To help compensate, Saint Matthew’s has started digitizing our weekly bulletins and announcements. Outside of our Morning Prayer and Wednesday Worship services, we offer a downloadable option that can be used on an iPad or other tablet. These downloadable worship folders include all the portions of the liturgies, including the hymns. For our Morning Prayer services, you can go to the page on our website and follow along, clicking the reading links out to a third-party site. A growing number of the membership of Saint Matthew’s has access to a tablet and are using them in church. This option is also available for you at home — you can print out your own copies and bring them with you to church (and after church, if you toss them in our recycling bin, you’ll get a gold star!).

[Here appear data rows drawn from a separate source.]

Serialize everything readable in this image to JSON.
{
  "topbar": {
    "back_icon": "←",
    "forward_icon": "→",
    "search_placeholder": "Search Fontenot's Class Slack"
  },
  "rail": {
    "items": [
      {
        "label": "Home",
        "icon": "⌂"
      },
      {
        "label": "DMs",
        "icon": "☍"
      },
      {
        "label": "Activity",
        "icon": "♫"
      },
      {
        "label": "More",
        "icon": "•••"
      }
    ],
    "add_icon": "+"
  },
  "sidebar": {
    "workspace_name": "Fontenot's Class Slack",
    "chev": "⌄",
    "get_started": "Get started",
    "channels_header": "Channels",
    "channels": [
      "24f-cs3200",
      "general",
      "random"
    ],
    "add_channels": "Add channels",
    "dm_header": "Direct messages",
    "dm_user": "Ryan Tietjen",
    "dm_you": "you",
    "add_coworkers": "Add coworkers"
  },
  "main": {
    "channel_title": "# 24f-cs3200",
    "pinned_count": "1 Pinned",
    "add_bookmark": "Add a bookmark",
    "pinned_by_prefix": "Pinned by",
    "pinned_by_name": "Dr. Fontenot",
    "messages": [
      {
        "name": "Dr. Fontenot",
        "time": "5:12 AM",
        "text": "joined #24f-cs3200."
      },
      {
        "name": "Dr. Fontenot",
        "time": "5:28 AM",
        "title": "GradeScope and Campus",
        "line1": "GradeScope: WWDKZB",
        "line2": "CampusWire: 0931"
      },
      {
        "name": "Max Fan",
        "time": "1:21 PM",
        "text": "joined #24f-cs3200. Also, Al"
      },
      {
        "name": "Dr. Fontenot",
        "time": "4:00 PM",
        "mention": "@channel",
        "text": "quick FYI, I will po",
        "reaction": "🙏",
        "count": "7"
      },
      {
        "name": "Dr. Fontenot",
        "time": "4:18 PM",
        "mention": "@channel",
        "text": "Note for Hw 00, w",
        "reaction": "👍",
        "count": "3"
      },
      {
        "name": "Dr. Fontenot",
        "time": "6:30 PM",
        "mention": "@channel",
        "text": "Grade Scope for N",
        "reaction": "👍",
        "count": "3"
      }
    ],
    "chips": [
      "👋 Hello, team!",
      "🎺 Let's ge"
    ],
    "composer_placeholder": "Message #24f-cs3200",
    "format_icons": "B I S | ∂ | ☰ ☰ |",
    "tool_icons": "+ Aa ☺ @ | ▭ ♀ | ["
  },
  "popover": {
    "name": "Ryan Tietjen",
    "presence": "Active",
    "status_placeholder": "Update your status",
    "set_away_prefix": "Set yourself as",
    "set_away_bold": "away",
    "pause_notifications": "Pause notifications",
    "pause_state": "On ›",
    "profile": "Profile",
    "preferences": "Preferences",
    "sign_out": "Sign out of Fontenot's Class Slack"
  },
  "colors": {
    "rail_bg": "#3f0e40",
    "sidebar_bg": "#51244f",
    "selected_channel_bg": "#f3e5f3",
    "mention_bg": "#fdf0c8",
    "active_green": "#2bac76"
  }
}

The main purpose of digitizing the services is not just to use new technologies, but to reduce our paper footprint at church. The less paper we need to purchase saves the church money. It may not make a great dent in our annual expenditure budget, but when churches are trying to find ways to reduce spending without hurting the spiritual service we offer, any small reduction is good.
Saint Matthew’s is also beginning a new email communications service through Constant Contact. This has been a long time in coming — we’ve had several false starts. But this week, I will be talking it over with our administrative assistant to begin using this tool. By using our church website and the internet email service more often, we will be able to also reduce our paper usage once again.
Of course, there is another larger step that the church can take to greatly reduce our carbon footprint: We could install HD screens or TVs in the church sanctuary and stream our worship service bulletins and announcements on them each week. This would require a great expenditure of funds, something no one at Saint Matthew’s wants to do right now.
By making small steps in how we can reduce our paper usage we will take a larger step towards keeping junk out of the landfill.
Second, on utensils and other items: Several years ago, Saint Matthew’s donated the vast amount of plates and cups to a Vietnam Veterans’ organization. The weight of these unused plates was destroying the shelves in our cabinets. While a good idea, we’ve become very reliant upon throw away cups, plates, forks and spoons.
I am making a suggestion: in the Upper Classroom, let’s set aside an area where we can offer ceramic cups for use during the coffee hour. This would be optional — we will still have paper cups for those who want to use them. But when we consider the cost of the styrofoam cups in our landfills, we can begin to reduce our waste by using ceramic mugs. We can pick up some of these cups at the dollar store in town or at the Christmas Tree Shoppe. Or even we can bring a mug from home and use it at church. Yes, I understand that these mugs will need to be washed each week — but this is a tiny issue (I am offering to wash them).
On forks, spoons, and knives — we are already beginning to deal with this issue by using non-plastic alternatives (read: the knives and spoons and forks we kept).